A Rogowski coil senses AC current.
This is a current transformer, and transformers couple...
This is certainly a transformer (one magnetic circuit, with two or more
windings), but 'current transformer' implies a high coupling (nearly 1),
and a low impedance on the secondary, both of which do not apply here.
Why can a coil no just be in parallel with a wire and measure current?
[as in, a helical coil with the helix axis parallel to the primary wire]
The coupling in a Rogowski coil comes from the inner semicircle parts
being close to the sensed wire, while the outer semicircle of the wire
is farther away. Both semicircles are roughly parallel to the sensed wire, so they couple, but the inner half couples more strongly than the
outer half. Thus, the positive coupling on the inside and negative
coupling on the outside do not quite cancel entirely.
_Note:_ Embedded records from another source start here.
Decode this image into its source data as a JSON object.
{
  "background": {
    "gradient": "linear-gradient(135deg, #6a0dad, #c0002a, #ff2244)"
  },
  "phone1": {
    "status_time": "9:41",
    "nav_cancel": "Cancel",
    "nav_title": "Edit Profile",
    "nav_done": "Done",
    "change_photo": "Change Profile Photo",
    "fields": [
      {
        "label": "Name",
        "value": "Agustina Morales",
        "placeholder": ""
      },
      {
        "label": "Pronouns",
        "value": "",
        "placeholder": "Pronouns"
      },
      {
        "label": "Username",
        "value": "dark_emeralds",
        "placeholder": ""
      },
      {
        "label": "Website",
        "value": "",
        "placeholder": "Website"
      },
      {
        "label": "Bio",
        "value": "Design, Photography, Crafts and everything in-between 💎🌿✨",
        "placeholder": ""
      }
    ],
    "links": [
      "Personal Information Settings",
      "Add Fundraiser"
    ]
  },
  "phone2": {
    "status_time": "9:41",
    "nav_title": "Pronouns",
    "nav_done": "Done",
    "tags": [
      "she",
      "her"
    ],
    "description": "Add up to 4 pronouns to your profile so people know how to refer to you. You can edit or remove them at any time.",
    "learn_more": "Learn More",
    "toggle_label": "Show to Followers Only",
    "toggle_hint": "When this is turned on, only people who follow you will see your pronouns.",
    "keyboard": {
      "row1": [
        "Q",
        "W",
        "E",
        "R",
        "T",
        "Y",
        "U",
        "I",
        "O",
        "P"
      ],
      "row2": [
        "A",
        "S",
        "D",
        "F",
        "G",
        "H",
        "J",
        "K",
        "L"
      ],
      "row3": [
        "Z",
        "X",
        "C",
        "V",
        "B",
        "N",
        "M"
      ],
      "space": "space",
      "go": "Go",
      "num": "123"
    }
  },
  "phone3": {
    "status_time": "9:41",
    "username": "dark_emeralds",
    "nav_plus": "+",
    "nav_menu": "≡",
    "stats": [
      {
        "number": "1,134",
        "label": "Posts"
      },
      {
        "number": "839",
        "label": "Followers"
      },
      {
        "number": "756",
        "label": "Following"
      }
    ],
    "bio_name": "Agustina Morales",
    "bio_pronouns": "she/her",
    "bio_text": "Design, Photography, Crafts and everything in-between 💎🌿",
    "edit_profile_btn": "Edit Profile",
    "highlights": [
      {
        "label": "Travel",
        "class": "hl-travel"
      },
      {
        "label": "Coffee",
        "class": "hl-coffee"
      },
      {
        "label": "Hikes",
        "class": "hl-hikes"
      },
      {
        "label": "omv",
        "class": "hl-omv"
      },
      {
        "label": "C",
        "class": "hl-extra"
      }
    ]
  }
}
The 'return' wire is not parallel to the primary, and its path inside the R-coil is
insensitive to the current being measured.
The coupling of the R-coil is
determined by that coil geometry without regard to the return wires
going to the integrator. The 'helix-in-parallel' would have coupling
due to the wires from the ends
of the solenoid as they are routed to the integrator. Coiling (other
than as it moves the wire path closer/farther from the primary) of
the solenoid is not productive.
The R-coil does NOT have full flux coupling, so an open circuit
on the Rogowski coil only loads the primary winding with the
same series inductance (maybe a microhenry per meter) as any wire in
space; a closed circuit on the Rogowski coil would only change
that by a few parts per million.
The EMF in the Rogowski coil is produced as a side effect of
the self-inductance of the primary wire. Using the side-effect
means one can measure with no significant energy cost.